I like to do these cover discussion posts because it’s so interesting how the stories get translated into artwork. The cover artists don’t read the book usually, but they do get a lot of input from the editor and author. Of course, my vision never matches up completely with the marketing department’s vision, but that’s the nature of the beast.
Also, Tang Dynasty fashion is sort of a new thing for Harlequin. I feel they’ve done a spectacular job recreating the look and feel. I like to discuss the costuming and historical appropriateness for those who are into costuming.
So first off — This cover, like the ones before, definitely stands out. When the Butterfly Swords cover was revealed, I thought it was dramatic and I loved that she was wielding a sword, but I was worried that it didn’t look really “romance-y”. Since then, the next two novels have definitely conveyed the lush and sensual tone that I hope comes out in my books.
I love the peach blossoms in the background and the echo of it in Yan Ling’s hair. The romance takes place in spring/summer as well so it’s just a really nice touch.
The hero – Wow! He’s intense. I mentioned that he sort of reminds me of the desert bandit Lo from Crouching Tiger, Hidden Dragon. Mostly because of the wild hair and high cheekbones.
I’m glad to give some hot Asian dudes a chance to be cover models. 😉
I was surprised that Yan Ling was actually facing away from camera. It makes the cover center around the hero…just a first for my covers.
Let’s talk about hair and clothing now. This cover is the most accurate depiction I’ve gotten of Tang Dynasty clothing and hair style to date. Yan Ling’s hair ornaments and how her hair is partially pinned up and partially down is spot on. I always envisioned Yang Guifei’s famous “Falling off a horse” hairstyle to be something like this part up, part down look. (You’re looking at me like I’m crazy — this was truly a famous hairstyle of the time. I’ve said before that the palace concubines were like the supermodels of the Tang Dynasty).
Her clothing is also very appropriate in terms of the sash and the flowing sleeves. The Dragon and the Pearl cover showed Suyin with a sexier look, but she was a courtesan and a much sexier character.
Now for Fei Long, the hero. His hair is long — which is appropriate to the era — but it’s not tied up in a top knot. This makes him look like a rebel. He’s also in period appropriate armor, but I sort of struggled with that image. The character does have a military position, but we never see him on the battlefield. Military officers were expected to be gentlemen, well-versed in poetry, music, and calligraphy. This plays a huge part in the characterizations in the movie Red Cliff, if you’ve seen it. It also plays a huge part in My Fair Concubine.

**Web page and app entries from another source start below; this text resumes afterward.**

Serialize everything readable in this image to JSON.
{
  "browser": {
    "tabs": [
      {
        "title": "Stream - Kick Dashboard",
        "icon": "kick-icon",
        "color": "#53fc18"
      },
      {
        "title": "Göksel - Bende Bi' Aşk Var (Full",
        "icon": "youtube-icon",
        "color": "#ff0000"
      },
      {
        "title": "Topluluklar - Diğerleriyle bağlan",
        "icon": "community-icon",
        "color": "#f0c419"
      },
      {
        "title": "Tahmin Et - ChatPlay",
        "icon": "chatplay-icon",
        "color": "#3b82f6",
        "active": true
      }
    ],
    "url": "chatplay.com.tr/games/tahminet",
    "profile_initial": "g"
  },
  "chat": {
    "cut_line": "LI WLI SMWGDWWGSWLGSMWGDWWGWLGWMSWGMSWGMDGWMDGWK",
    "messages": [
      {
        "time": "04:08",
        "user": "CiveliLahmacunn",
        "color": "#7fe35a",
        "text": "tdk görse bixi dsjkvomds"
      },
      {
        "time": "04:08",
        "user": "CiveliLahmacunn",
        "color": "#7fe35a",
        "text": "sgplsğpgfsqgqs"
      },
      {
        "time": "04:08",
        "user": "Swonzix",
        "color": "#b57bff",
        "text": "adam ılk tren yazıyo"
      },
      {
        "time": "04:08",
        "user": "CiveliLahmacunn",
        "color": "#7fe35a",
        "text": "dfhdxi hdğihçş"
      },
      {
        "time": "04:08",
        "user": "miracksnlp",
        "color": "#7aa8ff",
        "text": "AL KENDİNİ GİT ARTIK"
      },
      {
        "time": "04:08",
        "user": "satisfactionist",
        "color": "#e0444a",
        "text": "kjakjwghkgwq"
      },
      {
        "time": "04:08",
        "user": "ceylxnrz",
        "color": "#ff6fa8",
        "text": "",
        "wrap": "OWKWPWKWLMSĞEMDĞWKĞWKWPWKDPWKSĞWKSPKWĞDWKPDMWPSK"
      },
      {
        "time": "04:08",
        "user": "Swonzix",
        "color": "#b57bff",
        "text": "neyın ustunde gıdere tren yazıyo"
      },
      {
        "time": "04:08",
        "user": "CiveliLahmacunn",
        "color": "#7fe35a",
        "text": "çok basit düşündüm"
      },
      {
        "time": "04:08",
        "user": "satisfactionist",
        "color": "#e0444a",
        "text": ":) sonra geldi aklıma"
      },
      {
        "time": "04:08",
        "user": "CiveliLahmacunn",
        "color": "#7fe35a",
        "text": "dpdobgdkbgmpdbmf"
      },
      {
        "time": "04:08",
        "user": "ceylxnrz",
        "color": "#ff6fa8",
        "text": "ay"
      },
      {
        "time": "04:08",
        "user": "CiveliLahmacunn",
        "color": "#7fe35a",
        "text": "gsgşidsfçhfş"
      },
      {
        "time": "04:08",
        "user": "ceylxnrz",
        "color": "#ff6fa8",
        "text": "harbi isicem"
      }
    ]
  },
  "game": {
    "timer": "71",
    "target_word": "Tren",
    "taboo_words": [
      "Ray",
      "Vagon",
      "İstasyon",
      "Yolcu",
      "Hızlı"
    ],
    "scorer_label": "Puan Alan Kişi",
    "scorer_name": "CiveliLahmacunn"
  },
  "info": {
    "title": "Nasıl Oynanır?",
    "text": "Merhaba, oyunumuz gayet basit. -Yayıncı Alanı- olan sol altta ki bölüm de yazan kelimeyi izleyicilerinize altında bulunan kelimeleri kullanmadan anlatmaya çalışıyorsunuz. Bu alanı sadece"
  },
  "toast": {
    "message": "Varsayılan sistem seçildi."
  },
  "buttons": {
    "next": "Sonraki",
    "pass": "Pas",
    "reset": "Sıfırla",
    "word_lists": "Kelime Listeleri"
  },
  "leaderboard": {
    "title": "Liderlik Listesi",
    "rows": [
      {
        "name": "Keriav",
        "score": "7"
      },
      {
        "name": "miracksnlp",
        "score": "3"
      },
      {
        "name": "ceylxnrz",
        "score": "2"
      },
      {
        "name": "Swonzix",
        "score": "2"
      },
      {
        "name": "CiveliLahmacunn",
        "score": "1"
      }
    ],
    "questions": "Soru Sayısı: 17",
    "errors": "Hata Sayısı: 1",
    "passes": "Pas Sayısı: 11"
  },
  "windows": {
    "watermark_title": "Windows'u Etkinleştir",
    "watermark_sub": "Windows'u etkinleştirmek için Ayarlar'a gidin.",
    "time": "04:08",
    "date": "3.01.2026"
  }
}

My Fei Long is more “buttoned-down” and understated. He’s well-educated and a bit of a square, a la Henry Higgins. The cover Fei Long looks ready to fight off a horde of invaders! Author Inez Kelley, one of my most trusted readers, noted that she could see this guy as Li Tao. I’d agree — if you switch the hero from The Dragon and the Pearl with this hero, it might work. Though that dude was perfect for the quiet power of Li Tao.
And I have a sword on my cover! It looks to be a jian too, as I noted. I’m so impressed that they paid such attention to detail. I’m hoping that the art department is having a good time working on these covers since they’re such a departure from the current repertoire.
All things considered — Does Harlequin know how to bring the drama, or what?